- Opening Delimiter -
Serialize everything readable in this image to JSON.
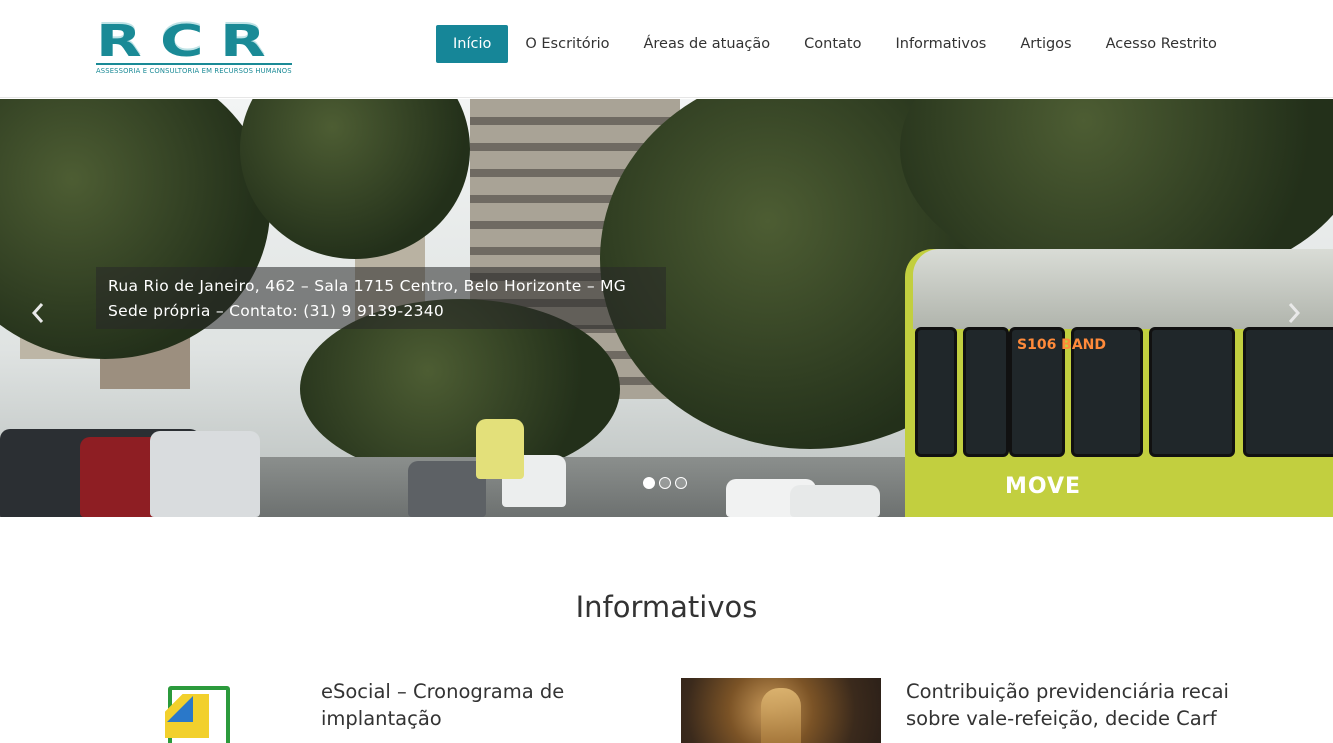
{
  "logo": {
    "letters": [
      "R",
      "C",
      "R"
    ],
    "tagline": "ASSESSORIA E CONSULTORIA EM RECURSOS HUMANOS"
  },
  "nav": {
    "items": [
      {
        "label": "Início",
        "active": true
      },
      {
        "label": "O Escritório",
        "active": false
      },
      {
        "label": "Áreas de atuação",
        "active": false
      },
      {
        "label": "Contato",
        "active": false
      },
      {
        "label": "Informativos",
        "active": false
      },
      {
        "label": "Artigos",
        "active": false
      },
      {
        "label": "Acesso Restrito",
        "active": false
      }
    ],
    "active_color": "#168698"
  },
  "hero": {
    "caption_line1": "Rua Rio de Janeiro, 462 – Sala 1715 Centro, Belo Horizonte – MG",
    "caption_line2": "Sede própria  –  Contato: (31) 9 9139-2340",
    "prev_icon": "chevron-left-icon",
    "next_icon": "chevron-right-icon",
    "slide_count": 3,
    "active_slide": 1,
    "bus_brand": "MOVE",
    "bus_destination": "S106 BAND"
  },
  "informativos": {
    "title": "Informativos",
    "cards": [
      {
        "title": "eSocial – Cronograma de implantação",
        "image": "document-icon"
      },
      {
        "title": "Contribuição previdenciária recai sobre vale-refeição, decide Carf",
        "image": "justice-statue-photo"
      }
    ]
  }
}
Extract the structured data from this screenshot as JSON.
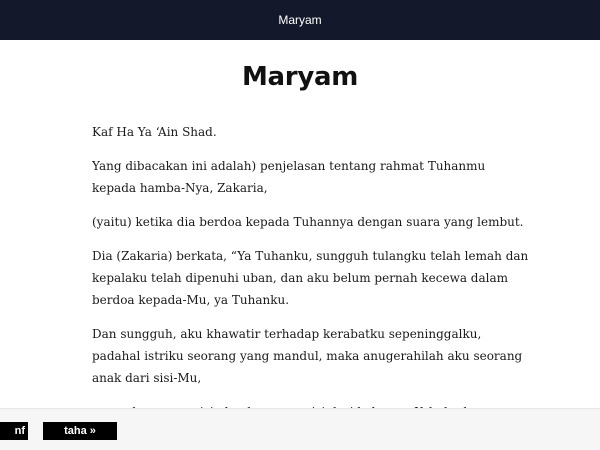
{
  "header": {
    "title": "Maryam"
  },
  "page": {
    "heading": "Maryam",
    "verses": [
      "Kaf Ha Ya ‘Ain Shad.",
      "Yang dibacakan ini adalah) penjelasan tentang rahmat Tuhanmu kepada hamba-Nya, Zakaria,",
      "(yaitu) ketika dia berdoa kepada Tuhannya dengan suara yang lembut.",
      "Dia (Zakaria) berkata, “Ya Tuhanku, sungguh tulangku telah lemah dan kepalaku telah dipenuhi uban, dan aku belum pernah kecewa dalam berdoa kepada-Mu, ya Tuhanku.",
      "Dan sungguh, aku khawatir terhadap kerabatku sepeninggalku, padahal istriku seorang yang mandul, maka anugerahilah aku seorang anak dari sisi-Mu,",
      "yang akan mewarisi aku dan mewarisi dari keluarga Yakub; dan jadikanlah dia, ya Tuhanku, seorang yang diridai.”"
    ]
  },
  "nav": {
    "prev_label": "nf",
    "next_label": "taha »"
  },
  "colors": {
    "topbar_bg": "#13182b",
    "button_bg": "#000000",
    "bottombar_bg": "#f6f6f6"
  }
}
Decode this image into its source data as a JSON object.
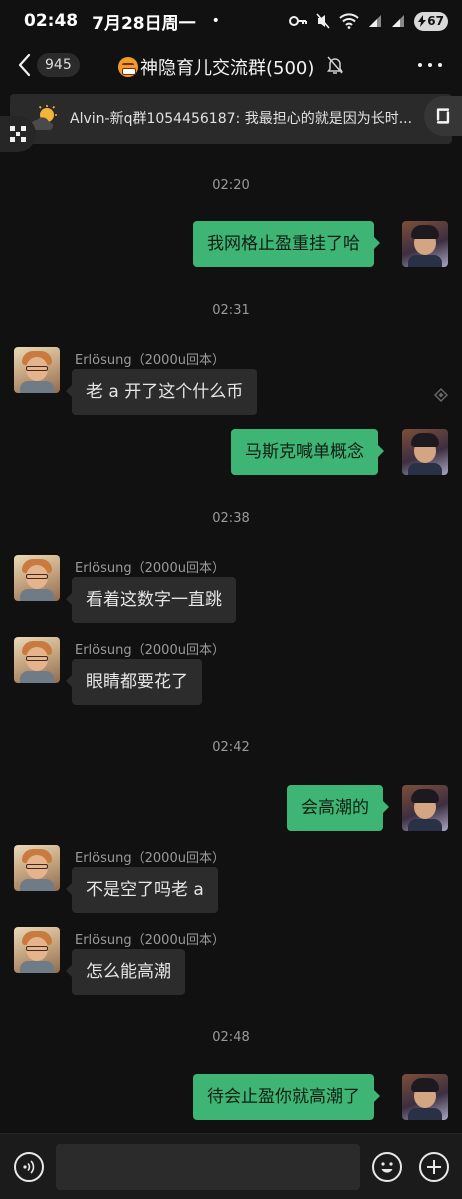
{
  "status_bar": {
    "time": "02:48",
    "date": "7月28日周一",
    "dot": "•",
    "battery": "67"
  },
  "header": {
    "unread_count": "945",
    "title": "神隐育儿交流群(500)",
    "title_emoji_icon": "grimacing-face-emoji",
    "back_icon": "chevron-left-icon",
    "mute_icon": "bell-slash-icon",
    "more_icon": "more-dots-icon"
  },
  "pinned": {
    "icon": "sun-cloud-icon",
    "text": "Alvin-新q群1054456187: 我最担心的就是因为长时..."
  },
  "messages": [
    {
      "type": "time",
      "text": "02:20"
    },
    {
      "type": "self",
      "text": "我网格止盈重挂了哈"
    },
    {
      "type": "time",
      "text": "02:31"
    },
    {
      "type": "other",
      "sender": "Erlösung（2000u回本）",
      "text": "老 a 开了这个什么币"
    },
    {
      "type": "self",
      "text": "马斯克喊单概念"
    },
    {
      "type": "time",
      "text": "02:38"
    },
    {
      "type": "other",
      "sender": "Erlösung（2000u回本）",
      "text": "看着这数字一直跳"
    },
    {
      "type": "other",
      "sender": "Erlösung（2000u回本）",
      "text": "眼睛都要花了"
    },
    {
      "type": "time",
      "text": "02:42"
    },
    {
      "type": "self",
      "text": "会高潮的"
    },
    {
      "type": "other",
      "sender": "Erlösung（2000u回本）",
      "text": "不是空了吗老 a"
    },
    {
      "type": "other",
      "sender": "Erlösung（2000u回本）",
      "text": "怎么能高潮"
    },
    {
      "type": "time",
      "text": "02:48"
    },
    {
      "type": "self",
      "text": "待会止盈你就高潮了"
    }
  ],
  "input_bar": {
    "voice_icon": "voice-icon",
    "emoji_icon": "smiley-icon",
    "plus_icon": "plus-icon",
    "input_value": ""
  },
  "colors": {
    "background": "#111111",
    "self_bubble": "#3eb575",
    "other_bubble": "#2c2c2c"
  }
}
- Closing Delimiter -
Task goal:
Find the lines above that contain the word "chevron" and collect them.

Result of the task:
    "prev_icon": "chevron-left-icon",
    "next_icon": "chevron-right-icon",
    "back_icon": "chevron-left-icon",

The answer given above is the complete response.